[Opening EXERCISE DATA section]

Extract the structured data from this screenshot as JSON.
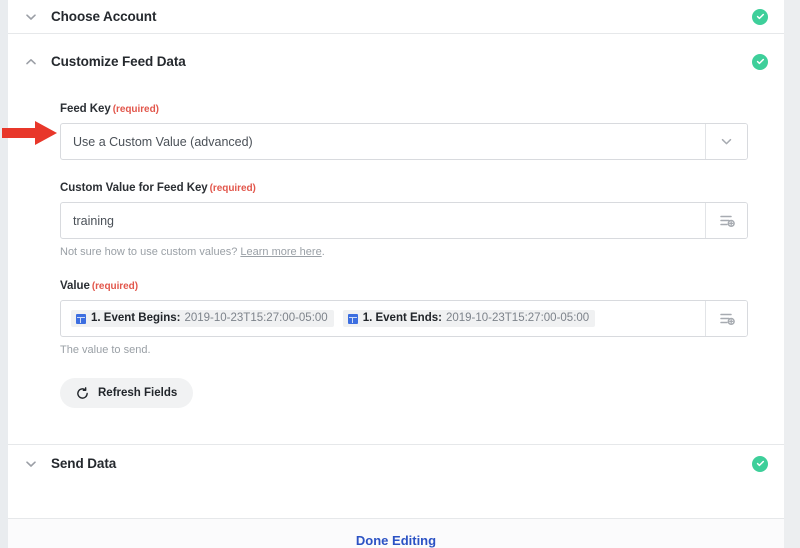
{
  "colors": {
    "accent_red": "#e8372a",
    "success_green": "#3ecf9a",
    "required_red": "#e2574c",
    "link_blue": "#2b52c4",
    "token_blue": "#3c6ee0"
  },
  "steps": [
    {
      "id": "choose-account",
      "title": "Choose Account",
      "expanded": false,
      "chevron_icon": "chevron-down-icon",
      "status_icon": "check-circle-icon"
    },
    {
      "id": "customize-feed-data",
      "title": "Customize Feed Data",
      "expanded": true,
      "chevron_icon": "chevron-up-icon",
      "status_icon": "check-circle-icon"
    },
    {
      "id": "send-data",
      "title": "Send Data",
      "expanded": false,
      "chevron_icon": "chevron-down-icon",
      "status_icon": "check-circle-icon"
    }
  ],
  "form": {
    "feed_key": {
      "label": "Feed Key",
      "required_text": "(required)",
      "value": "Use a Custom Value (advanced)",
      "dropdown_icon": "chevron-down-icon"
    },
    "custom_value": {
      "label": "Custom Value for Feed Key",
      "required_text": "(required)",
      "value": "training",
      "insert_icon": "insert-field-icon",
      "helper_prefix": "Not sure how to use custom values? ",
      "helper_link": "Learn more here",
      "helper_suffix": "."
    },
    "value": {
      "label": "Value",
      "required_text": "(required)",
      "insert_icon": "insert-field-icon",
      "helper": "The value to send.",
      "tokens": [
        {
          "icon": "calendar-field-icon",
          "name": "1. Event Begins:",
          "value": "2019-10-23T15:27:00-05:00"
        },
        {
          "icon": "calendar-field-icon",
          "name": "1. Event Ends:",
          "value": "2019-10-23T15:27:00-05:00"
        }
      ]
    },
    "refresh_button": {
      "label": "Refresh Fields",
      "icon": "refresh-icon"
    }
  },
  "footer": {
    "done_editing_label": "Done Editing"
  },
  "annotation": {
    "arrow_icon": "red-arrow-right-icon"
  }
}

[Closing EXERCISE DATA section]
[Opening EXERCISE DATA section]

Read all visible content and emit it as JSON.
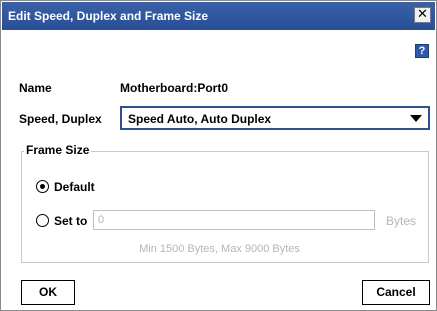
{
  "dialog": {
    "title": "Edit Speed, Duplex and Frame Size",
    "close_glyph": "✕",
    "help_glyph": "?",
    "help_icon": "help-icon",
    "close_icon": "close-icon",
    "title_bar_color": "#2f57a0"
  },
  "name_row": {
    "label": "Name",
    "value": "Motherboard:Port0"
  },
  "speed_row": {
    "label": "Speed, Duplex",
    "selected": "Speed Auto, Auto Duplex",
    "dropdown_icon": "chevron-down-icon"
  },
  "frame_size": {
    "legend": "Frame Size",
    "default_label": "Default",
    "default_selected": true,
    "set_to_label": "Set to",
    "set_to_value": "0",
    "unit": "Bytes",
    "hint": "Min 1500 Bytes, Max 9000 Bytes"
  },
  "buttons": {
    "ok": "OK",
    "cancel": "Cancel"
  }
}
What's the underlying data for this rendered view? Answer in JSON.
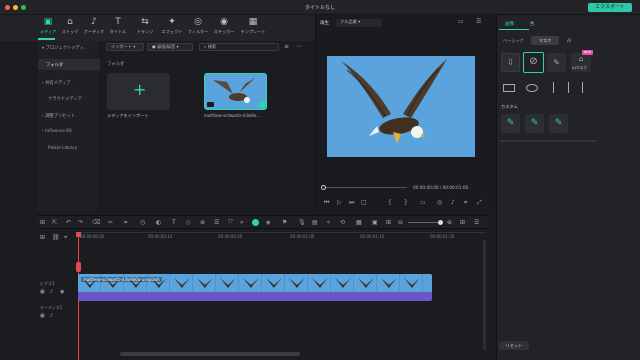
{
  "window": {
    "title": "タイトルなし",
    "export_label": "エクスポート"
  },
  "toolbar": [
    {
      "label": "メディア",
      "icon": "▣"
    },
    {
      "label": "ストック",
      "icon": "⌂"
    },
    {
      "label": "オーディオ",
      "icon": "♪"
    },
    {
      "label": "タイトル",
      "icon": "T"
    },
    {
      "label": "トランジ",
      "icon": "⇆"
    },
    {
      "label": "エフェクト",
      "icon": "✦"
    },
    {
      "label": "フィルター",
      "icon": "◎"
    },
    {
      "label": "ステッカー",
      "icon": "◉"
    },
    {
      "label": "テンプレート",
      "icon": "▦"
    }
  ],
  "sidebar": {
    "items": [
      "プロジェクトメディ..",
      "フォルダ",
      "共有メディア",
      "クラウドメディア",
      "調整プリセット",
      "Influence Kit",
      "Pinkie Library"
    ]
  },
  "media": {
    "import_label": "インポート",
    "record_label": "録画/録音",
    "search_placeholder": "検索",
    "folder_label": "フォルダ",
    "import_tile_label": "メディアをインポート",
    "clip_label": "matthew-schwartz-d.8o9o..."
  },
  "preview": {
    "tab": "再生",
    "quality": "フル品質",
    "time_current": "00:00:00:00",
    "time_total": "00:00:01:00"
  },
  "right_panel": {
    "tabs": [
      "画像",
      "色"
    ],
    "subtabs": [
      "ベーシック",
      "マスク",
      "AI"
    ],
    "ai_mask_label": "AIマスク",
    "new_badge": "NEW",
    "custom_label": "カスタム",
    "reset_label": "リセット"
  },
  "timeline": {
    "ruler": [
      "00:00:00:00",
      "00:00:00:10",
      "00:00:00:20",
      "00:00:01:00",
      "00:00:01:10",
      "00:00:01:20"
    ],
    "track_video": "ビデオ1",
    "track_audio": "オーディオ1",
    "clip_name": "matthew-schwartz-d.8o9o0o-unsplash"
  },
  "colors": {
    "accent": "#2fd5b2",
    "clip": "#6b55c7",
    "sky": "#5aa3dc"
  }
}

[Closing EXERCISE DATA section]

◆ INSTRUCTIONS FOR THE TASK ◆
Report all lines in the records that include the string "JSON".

◆ TASK ANSWER ◆
Extract the structured data from this screenshot as JSON.
Read all visible content and emit it as JSON.
What's the underlying data for this rendered view? Answer in JSON.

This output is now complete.